Enterprise security cameras are now watching rivers and creeks. Yeah—you read that right. LVT cameras are being used to watch water.
Obviously, water doesn’t pose the same security threats we normally try to prevent. This isn’t our typical use case of preventing shoplifting or trespassing. Instead, users are getting creative and taking advantage of the mobility of our units.
Record water year
Areas of the Western United States had record-breaking snowfall. In fact, most of LVT’s home state, Utah, had more than 200% of normal or more than 30 inches statewide. One ski resort reported more than 900 inches. (Hint that is 75 feet. And if you’re like me and have a hard time visualizing just how much that is—take two school buses, stand them up on their ends, and stack one on top of the other.)
Between April 8 and April 26, only an estimated 3.5 inches of the 30 had melted. Since 95% of the state’s water comes from the snowpack, the goal is to get it into the reservoirs. This is where LVT comes in. We have teamed up with the State of Utah to place mobile surveillance units around the state to watch for potential flooding.
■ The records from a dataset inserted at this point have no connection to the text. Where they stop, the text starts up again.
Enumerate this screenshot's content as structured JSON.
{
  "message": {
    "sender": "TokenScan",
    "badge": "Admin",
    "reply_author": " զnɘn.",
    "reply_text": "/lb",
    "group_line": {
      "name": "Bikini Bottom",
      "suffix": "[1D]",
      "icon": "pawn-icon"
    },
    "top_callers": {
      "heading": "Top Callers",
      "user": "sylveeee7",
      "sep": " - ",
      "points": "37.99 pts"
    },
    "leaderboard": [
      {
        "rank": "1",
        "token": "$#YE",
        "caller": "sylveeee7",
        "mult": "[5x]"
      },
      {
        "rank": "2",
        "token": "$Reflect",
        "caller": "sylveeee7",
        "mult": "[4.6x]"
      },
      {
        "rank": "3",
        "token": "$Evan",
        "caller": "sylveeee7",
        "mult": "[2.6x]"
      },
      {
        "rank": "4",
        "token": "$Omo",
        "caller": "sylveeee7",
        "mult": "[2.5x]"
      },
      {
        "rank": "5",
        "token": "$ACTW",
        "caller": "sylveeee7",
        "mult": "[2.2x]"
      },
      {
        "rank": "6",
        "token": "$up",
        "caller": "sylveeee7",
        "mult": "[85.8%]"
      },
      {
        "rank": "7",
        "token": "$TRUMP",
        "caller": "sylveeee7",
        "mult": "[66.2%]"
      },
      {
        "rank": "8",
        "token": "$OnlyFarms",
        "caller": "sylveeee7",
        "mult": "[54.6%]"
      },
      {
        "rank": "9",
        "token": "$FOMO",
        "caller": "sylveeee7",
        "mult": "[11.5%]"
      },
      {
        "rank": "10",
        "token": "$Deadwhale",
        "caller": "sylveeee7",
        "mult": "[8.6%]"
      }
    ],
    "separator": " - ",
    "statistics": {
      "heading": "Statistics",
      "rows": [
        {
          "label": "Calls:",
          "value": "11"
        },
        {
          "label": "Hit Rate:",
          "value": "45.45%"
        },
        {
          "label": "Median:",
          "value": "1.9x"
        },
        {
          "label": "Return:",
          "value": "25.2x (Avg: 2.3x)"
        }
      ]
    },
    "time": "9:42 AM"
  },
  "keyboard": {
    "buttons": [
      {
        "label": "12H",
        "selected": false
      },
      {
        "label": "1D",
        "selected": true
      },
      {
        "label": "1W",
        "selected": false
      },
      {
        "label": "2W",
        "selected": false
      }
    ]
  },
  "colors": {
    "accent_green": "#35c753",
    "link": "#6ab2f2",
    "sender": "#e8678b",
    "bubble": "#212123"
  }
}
The idea is to use the camera feeds to give advanced warning to water managers, meteorologists, and even residents that flooding is happening. It will allow the state to manage their resources better and more efficiently. For example, emergency responders will know when and where they need to be before the flooding inflicts the worst damage. It makes the response active instead of reactive.
Unlike me, LVT® Units are made for the outdoors. They are built to withstand all types of conditions and can be deployed pretty much anywhere. The solar panels and batteries power the units, and they communicate through cellular so there are no external wires.
LVT Units also don’t require any construction to install. There is no need to dig trenches, pour cement, or run lines to them making them environmentally friendly. Also, once the spring runoff is done, it is easy to remove the units that leave no trace at the rivers and creeks, returning hiking trails and walks to their natural beauty.
To learn more about LVT, request a demo. To stream views of Utah’s rivers and creeks, check out utahflooding.com.